Top Five Things We've Learned While Self-Publishing


The internet is enabling more people than ever to share their work and make a living online. But many times venturing into things online lead to learning things the hard way. If you are considering publishing your  ebook, here are a handful of tips that we have experienced which will hopefully be of help to you as a self-published author:


1) Formatting as you write can save you time.

Designating chapter titles and section/chapter separators are really all that you need to worry about. All other formatting is less critical and can often cause formatting problems when converting to ePub, Kindle or iBooks format.
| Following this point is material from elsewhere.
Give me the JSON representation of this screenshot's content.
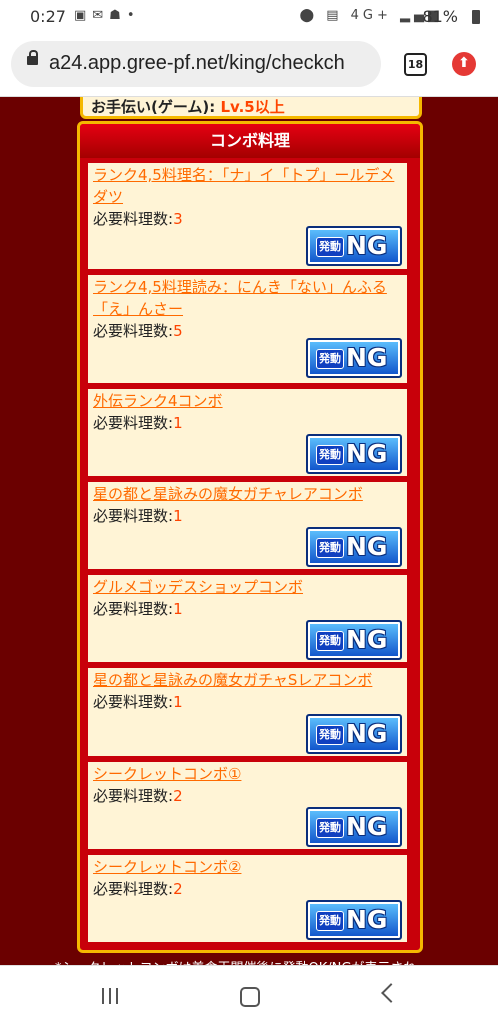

And formatting as you go can also help when generating the print version of your book.


2) Export as ePub first

When exporting your finished Word processing document for digital publishing, start with ePub and convert to other formats from there. Never start with PDF to upload to the Kindle or iBooks stores, unless you like paragraph/line break and spacing inconsistencies. PDF format should only be used for print or if your ebook has lots of graphic elements (which do not translate well for most e-ink Kindle users).


3) A professional editor is worth their weight in gold.

Hiring a skilled editor is critical. Editing isn’t just about running spell check. There are so many nit-picky details to publishing from punctuation to formatting. If you are the type of creative who has trouble sweating the details, it is advisable to partner with someone who does. A good editor will elevate your work to a whole other level.


4) The devil IS in the details - as is consistency.

Pay attention to every detail when uploading your ebook to Amazon and Apple’s stores. Consistency in your title (like using colon instead of dash) and author name (including “Dr.” or not) between the various platforms and media formats can either help or hinder you in search and product pairings. Taking time to set up your author page on Amazon, making it consistent with your ebook’s metadata (and with Goodreads' information) will help tremendously in your online presence as an author.


5) Managing everything yourself as a self-published author is well worth the effort.

Using ebook aggregators (websites that digitally publish for you) can save you time up front, but they will cost you in both royalties and control of your content. Amazon and Apple make it relatively easy to sell your book digitally with no middle man. It just takes some financial information and a little time. The payoff is usually well worth the extra effort in doing it yourself, given the tools available that help make self-publishing easier. 


Speaking of digital publishing tools, stay tuned for a post about our favorite self-publishing software and services...


What have you learned the hard way when self-publishing that would help for others to know? Has self-publishing been a gratifying experience for you? Let us know in the comments below or on our Facebook page.